• _Assignment_:
Among the entries, find the lines with the string "Avionte" and copy them.

• _Dataset extract_:
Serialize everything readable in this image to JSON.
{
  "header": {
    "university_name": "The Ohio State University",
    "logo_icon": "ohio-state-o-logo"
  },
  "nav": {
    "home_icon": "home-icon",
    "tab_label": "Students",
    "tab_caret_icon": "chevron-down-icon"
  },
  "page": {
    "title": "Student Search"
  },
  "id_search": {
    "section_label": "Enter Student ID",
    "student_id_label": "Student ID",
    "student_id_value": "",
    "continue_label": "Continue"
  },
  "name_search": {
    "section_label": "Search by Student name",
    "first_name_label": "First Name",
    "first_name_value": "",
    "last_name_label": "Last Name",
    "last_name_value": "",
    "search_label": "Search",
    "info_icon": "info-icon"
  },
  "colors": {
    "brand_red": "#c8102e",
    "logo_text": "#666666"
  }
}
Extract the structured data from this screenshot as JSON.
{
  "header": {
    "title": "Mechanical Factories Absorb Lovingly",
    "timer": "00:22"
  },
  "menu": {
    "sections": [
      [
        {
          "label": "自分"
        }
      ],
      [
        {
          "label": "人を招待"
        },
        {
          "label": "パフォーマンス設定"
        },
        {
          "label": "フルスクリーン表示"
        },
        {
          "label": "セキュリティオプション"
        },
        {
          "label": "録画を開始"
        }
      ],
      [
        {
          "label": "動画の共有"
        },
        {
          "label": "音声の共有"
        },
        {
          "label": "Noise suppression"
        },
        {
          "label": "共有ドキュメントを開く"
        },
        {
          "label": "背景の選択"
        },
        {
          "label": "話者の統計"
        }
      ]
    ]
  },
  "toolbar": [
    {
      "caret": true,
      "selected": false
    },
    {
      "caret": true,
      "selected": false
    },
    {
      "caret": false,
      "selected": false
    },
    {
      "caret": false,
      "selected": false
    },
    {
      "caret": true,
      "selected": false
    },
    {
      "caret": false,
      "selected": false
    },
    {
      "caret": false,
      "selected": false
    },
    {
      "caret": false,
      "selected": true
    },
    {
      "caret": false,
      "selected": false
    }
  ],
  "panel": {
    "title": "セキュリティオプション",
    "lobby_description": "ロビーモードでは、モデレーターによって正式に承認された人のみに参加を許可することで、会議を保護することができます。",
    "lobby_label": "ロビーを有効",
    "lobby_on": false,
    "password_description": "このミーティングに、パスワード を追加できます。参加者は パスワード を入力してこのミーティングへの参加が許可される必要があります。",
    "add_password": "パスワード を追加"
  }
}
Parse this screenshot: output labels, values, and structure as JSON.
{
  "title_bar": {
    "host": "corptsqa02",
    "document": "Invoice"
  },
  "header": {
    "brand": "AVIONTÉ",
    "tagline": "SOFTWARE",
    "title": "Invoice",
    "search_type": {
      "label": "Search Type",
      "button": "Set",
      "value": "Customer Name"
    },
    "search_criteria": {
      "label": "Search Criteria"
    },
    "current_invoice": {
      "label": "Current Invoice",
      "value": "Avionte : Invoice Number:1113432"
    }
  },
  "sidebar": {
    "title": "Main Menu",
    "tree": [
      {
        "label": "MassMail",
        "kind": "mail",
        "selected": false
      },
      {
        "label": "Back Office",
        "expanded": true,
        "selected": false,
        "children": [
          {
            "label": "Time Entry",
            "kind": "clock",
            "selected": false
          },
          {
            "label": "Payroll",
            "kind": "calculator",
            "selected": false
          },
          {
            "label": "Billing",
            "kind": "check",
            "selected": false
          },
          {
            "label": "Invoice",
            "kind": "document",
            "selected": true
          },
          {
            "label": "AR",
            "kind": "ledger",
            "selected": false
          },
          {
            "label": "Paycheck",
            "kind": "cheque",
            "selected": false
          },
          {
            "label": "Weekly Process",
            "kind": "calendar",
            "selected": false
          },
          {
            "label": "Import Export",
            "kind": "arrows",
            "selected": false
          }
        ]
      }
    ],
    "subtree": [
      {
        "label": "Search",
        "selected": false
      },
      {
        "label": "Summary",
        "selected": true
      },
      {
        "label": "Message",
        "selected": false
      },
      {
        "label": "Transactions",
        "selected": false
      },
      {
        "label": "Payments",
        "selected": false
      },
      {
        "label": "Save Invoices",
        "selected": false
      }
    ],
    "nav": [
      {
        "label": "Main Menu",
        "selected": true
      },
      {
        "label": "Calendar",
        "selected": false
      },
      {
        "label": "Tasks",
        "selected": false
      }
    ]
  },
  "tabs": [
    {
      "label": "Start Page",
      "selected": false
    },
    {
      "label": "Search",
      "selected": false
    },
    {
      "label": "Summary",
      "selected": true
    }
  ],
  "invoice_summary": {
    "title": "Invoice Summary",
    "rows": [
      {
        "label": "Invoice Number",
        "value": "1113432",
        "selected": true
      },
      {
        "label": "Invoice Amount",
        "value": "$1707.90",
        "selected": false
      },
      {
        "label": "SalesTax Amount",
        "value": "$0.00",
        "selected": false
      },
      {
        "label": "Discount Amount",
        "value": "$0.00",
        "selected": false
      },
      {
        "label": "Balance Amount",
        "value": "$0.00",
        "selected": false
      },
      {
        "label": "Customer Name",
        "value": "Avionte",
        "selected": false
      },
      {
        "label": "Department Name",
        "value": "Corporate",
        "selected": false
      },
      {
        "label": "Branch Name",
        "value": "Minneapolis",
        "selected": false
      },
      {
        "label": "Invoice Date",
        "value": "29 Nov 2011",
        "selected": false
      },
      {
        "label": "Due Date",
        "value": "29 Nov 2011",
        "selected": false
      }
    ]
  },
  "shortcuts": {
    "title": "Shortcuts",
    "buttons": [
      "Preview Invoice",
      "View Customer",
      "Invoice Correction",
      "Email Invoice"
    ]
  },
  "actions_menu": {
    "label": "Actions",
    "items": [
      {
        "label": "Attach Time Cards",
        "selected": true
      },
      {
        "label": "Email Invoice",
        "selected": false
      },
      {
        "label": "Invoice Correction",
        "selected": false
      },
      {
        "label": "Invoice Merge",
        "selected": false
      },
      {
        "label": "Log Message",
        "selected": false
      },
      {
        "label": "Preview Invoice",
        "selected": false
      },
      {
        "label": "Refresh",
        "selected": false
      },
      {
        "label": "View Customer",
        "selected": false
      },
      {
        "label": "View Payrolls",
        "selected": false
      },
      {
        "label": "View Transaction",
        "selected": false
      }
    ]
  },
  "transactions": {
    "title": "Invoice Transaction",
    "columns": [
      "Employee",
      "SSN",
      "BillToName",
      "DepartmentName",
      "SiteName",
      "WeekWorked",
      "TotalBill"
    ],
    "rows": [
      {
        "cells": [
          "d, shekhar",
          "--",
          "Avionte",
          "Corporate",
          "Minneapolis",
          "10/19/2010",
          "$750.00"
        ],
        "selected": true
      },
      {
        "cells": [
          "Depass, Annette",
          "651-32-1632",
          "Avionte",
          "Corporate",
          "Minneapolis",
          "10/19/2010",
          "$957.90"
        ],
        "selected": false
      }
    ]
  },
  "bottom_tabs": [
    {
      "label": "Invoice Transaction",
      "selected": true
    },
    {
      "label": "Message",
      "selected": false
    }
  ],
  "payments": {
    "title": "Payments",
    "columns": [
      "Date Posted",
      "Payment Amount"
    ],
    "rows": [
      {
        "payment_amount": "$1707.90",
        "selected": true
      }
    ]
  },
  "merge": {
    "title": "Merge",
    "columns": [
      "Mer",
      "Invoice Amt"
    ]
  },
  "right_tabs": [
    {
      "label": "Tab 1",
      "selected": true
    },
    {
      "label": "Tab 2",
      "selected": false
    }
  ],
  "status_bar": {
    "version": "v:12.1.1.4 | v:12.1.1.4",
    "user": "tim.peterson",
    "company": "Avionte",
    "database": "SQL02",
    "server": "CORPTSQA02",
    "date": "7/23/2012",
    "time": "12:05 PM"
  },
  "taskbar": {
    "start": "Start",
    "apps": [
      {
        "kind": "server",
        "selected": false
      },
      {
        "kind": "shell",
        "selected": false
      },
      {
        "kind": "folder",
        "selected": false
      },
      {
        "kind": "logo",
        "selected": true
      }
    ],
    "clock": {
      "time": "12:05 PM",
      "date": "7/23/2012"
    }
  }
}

• _Answer section_:
      "value": "Avionte : Invoice Number:1113432"
        "value": "Avionte",
          "Avionte",
          "Avionte",
    "company": "Avionte",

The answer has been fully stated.